The New York Times -- among others, I am sure -- got pretty excited by the fact that the 4.5-hour conclusion of "Lost" generated in the neighborhood of 437,613 tweets between 2 p.m. Sunday and 2 a.m. Monday. There was no particular point to the story and no analysis of what all that tweetering means other than this little tidbit from an advertising agency in New York (that measures the popularity of television and marketing campaigns on social media sites like Twitter and Facebook), which noted that tweets about "Lost" peaked during commercials.
This probably gives a little heartburn to the media buyers who bought time on the finale (probably at a premium, since the ratings were expected to be high -- if you can call under 14 million viewers high any more). Moreover, only about 200,000 viewers watched the big ending from start to finish. Most were too busy thumbing their cell phones to look up at the commercials. By contrast:
2.5 billion watched the 1997 funeral of Princess Diana
2 billion watched the Elvis concert: Aloha From Hawaii
715.1 million worldwide watched the FIFA 2006 Football (soccer) World Cup final
600 million worldwide watched the first moon landing in 1969
107 million watched the 1957 live broadcast of Rodgers & Hammerstein's "Cinderella"
125 million watched the 1983 final episode of M.A.S.H
97.5 million watched the 2008 Super Bowl, Patriots vs. Giants.
Oh, but "Lost" was merely a series, not a big event? Well:
"Baywatch" (NBC, then syndicated, USA) became the most widely viewed TV series in the world ever in 1996, with an estimated weekly audience of more than 1.1 billion in 142 countries. Covering every continent bar Antarctica, the show has since been seen in 148 countries and translated into 44 languages.
But we digress. What we were really wondering about was why people would bang out a half a million tweets. Having seen only a few episodes of "Lost," I am hard pressed to think of 500,00 observations that could be made about the plot, the characters or the trajectory of the final episode. According to that agency, folks launched 780,000 tweets during the Oscars, where commenting on dresses, annoying acceptance speeches and maudlin tributes to bygone actors are something of a national sport -- but really, who has that much to say about "Lost?" Moreover, who cares to read a firehose of commentary from men and women on the street?

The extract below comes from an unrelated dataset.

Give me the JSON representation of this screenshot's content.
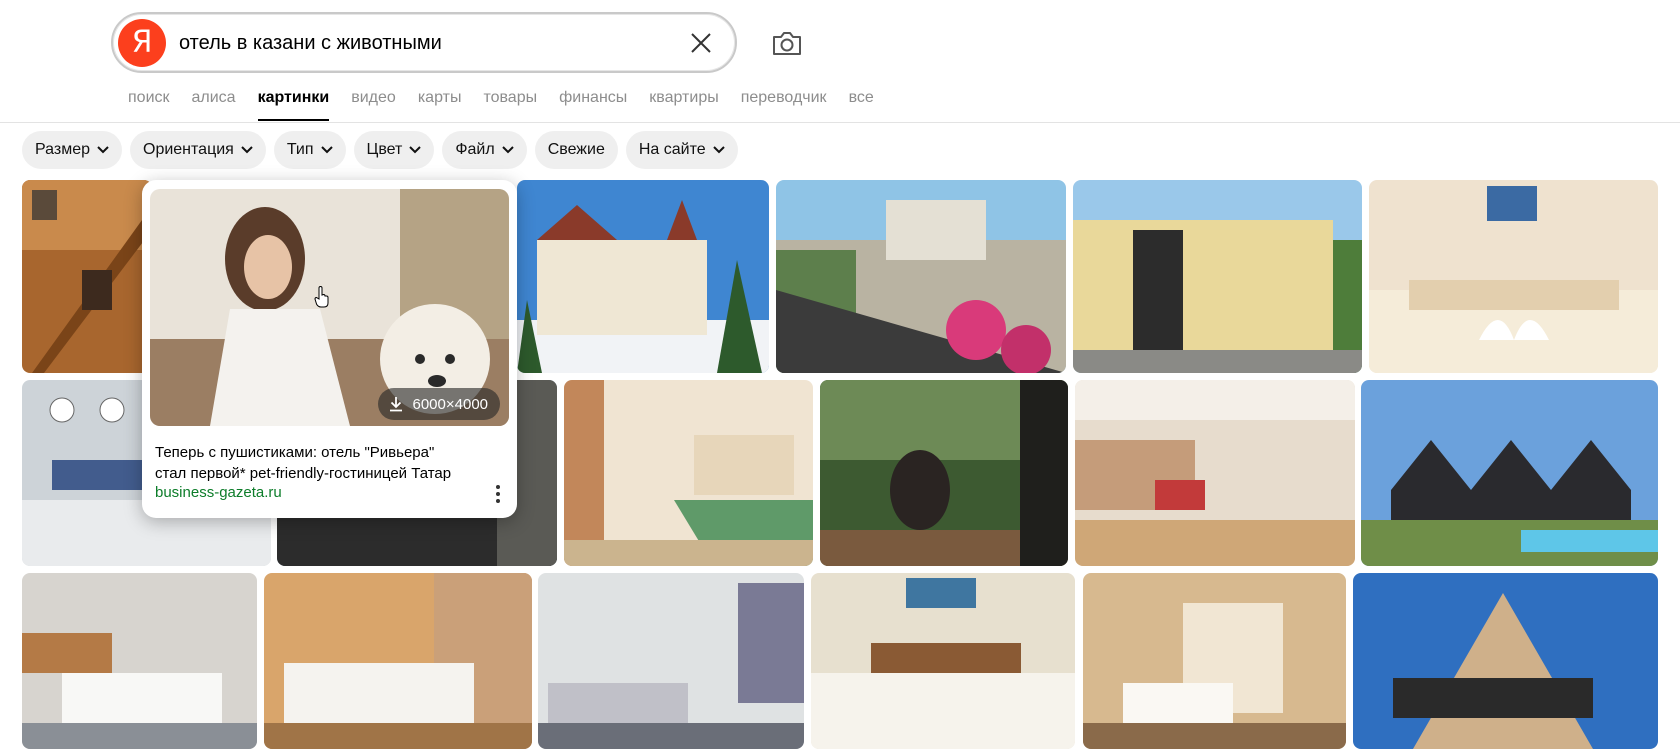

Most of the time when we ask somebody "How was it?" we are only being nice and don't really register their response (especially if it differs from our own). Perhaps if someone could pre-screen tweets and Facebook posts and isolate and deliver only the truly hysterically funny commentary it might be worth a short peruse. Otherwise, all this is kinda Lost on me.